Saturday, May 28, 2005

No posts for a week

We're about to go up to the caravan in Cumbria for a week, so there won't be any postings for a while after Friday. Hopefully I'll come back with my mind refreshed and my sketch books full! I did have a nice pastel of the caravan to upload in celebration of the holiday, but for some reason it doesn't want to upload to the blog

Monday, May 23, 2005

No rules. Just write.

Brenda Coulter asks that everyone who enjoys her blog No rules. Just write makes a mention of it in their blog today. Never one to shun a bit of free publicity for my own blog, I'm happy to oblige (though I suspect I won't be responsible for increasing her traffic count that much ...)

Anyway, Brenda is an author of inspirational romance fiction, and although I'm no great fan of the genre, and have never so much as seen one of her books in a bookshop, let alone read one, I do enjoy her blog.

Friday, May 20, 2005

It occasionally does no harm to post the sketches you're not so pleased with. I was flicking through the Sunday magazines last night when I came across a photograph of this lady which was ripe for sketching. Turns out she's the mother of jewellery photographer Jurgen Teller, and she's wearing something expensive round her neck, but I didn't realise that at the time. Anyway, for me, the whole photograph centred around her arms, so that's where I started the sketch. Consequently, her head is all out of proportion. That's the main thing I was unhappy about. Secondly, I put in the shadow down the left hand side, because it was there in the photo, but it just doesn't work in charcoal. Thirdly, for me, charcoal is all well and good for proofing something that I'm going to do again later, but I'm just not very good with it. I use it too much like I would use a thick, blunt pencil, which is just not the right way to treat charcoal, I know. I must learn more about the right way to use it.

Tuesday, May 10, 2005

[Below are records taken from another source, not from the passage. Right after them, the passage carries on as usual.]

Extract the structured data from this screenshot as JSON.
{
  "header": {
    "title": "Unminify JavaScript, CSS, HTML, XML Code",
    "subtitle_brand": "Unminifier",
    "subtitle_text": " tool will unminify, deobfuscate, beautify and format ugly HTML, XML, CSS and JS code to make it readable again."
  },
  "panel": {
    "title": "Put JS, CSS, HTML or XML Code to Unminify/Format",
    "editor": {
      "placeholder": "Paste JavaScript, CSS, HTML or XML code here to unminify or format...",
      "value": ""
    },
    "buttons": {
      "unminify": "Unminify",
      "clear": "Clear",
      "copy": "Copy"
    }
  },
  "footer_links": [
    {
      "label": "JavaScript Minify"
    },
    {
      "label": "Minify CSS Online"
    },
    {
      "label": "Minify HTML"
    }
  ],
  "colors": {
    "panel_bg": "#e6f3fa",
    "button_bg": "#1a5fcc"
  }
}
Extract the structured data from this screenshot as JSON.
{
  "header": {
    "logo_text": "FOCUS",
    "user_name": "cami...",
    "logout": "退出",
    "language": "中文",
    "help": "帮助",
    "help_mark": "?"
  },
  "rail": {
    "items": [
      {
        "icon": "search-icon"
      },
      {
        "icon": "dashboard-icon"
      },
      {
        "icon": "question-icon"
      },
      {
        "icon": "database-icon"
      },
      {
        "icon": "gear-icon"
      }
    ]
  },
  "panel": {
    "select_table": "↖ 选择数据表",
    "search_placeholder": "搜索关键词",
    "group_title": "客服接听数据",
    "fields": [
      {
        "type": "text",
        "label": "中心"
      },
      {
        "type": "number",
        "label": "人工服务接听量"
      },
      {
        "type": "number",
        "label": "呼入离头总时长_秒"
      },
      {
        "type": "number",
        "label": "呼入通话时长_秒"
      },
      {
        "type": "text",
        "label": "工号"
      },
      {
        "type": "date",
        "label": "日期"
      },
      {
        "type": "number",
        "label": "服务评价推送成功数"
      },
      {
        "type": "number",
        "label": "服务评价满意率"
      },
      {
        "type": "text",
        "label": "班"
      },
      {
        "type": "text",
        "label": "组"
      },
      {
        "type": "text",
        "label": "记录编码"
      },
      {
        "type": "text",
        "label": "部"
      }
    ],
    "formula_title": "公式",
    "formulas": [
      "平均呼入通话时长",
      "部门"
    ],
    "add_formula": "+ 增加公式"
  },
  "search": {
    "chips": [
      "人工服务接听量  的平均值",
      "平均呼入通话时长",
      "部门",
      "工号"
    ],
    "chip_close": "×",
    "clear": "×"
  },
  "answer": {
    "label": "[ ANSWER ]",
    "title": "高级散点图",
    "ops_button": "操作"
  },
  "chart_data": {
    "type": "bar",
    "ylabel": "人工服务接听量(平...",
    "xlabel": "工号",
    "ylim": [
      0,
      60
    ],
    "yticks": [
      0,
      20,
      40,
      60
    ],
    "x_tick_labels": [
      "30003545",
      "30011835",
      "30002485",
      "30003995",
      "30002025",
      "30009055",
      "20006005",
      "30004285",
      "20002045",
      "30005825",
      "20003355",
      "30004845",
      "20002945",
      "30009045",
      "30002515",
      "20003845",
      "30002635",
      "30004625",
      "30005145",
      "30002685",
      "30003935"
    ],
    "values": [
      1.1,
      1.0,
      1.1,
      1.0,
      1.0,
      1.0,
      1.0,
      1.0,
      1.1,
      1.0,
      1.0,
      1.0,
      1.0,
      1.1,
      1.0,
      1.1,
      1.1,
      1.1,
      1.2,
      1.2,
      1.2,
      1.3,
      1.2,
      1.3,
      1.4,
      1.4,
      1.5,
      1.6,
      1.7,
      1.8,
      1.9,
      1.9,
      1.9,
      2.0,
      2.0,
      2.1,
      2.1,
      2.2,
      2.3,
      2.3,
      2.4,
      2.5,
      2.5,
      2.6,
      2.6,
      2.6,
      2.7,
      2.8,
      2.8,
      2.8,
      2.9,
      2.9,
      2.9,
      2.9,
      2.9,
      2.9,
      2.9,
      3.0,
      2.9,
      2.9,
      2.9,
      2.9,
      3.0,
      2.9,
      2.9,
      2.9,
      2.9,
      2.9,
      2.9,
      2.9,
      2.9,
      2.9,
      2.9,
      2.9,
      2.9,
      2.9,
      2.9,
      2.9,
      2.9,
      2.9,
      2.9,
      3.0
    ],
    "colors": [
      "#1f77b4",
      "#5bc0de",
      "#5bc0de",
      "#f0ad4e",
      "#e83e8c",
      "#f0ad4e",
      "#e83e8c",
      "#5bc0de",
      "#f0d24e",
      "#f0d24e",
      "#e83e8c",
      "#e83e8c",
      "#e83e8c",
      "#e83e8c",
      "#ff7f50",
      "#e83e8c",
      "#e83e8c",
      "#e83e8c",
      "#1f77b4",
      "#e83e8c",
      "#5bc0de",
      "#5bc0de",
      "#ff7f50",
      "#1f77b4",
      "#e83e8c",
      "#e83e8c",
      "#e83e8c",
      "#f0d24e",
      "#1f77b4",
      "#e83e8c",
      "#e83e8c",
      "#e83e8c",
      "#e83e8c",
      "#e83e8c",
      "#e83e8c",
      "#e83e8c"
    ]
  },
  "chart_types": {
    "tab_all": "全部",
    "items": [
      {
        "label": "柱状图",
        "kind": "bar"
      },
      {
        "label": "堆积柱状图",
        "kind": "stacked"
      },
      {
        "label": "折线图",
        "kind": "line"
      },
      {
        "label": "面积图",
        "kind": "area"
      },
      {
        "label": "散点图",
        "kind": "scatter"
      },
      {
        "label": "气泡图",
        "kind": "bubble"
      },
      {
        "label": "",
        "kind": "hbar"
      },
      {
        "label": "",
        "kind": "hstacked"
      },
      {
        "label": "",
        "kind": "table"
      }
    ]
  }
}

A pencil sketch drawn while on holiday in Cumbria last year. The highest branches of the tree opposite our caravan were thrown into silhouette by the brightness of the sky, and I was fascinated by the huge number of details in what I could see. I think maybe I captured a tenth of it here.

Wednesday, May 04, 2005

Discovering the design process

We're having a swimming party as a joint birthday celebration for our girls this year, and I wanted to include some sketches on the invitations. What I had in mind was almost like a set of logos that could be scattered across the invitation: something very simple and bright that would have an immediate impact. But I wanted to go about this the "right" way, and produce something that was the product of a planned process, rather than a few off the cuff sketches.

I had previously been very inspired by a posting on Mike Rohde's weblog that describes his design process, and in particular how he developed a new logo for a company he was working with. Now, of course Mike does this sort of thing for a living, and I was just doing a few drawings for an invitation, but I could immediately see how his approach could have a big pay-off for what I was trying to achieve, and it was something I'd wanted to try for a while: this was a good excuse. So, armed with a sheet of quadrille paper (which fans of Douglas Johnstone's D*I*Y Planner might recognise), I jotted down a few initial ideas.

The only ideas that were firm in my mind were the overall simplicity of the figures, and that the head should be disconnected from the rest of the figure. This was personified by the figure with arms outstretched in the top left corner, which was the first I drew.

Based on this basic idea, I tried out a few different poses, and you can probably see which ones I liked and which I rejected. I rejected the diving and dive-bombing figures as soon as I drew them. The swimming figure went through a couple of versions before I decided I didn't like it.

There were some other details to get straight as well: how to draw the hands (I decided on no fingers), whether to include hair (no) and "speed lines" (no).

At this point I showed them to my wife. She pointed out that most of the guests would be girls so we should have a few swimming costumes: the figure on the bottom right is actually hers. Costumes meant colour, so I went back and added some colour to a few of the sketches. I didn't need to do much before I had a good idea of what I wanted.

On to the final versions. I decided to do "girl" and "boy" versions of my three favourite figures, as well as the splash figure. I drew them on decent sketching paper using a charcoal pencil and, because by this point I had a very firm idea of what I wanted, I was happy with the first version of each one. The colour was added using some old wax oil crayons (Caran D'Ache Neocolour if you're interested) that we had hanging around. After that, it was just a case of scanning each individual figure, cleaning it up a little in Photoshop Elements (to get rid of the minute specks of charcoal that had been scattered across the paper while drawing), mirroring them to give a few variations, and importing them into the invitation itself.

So that's it. A pretty simple design job, and not a lot of artistic effort, but I was fascinated by how the design process itself helped to solidify my ideas and give myself the freedom to play with forms without making any commitments. Thanks Mike!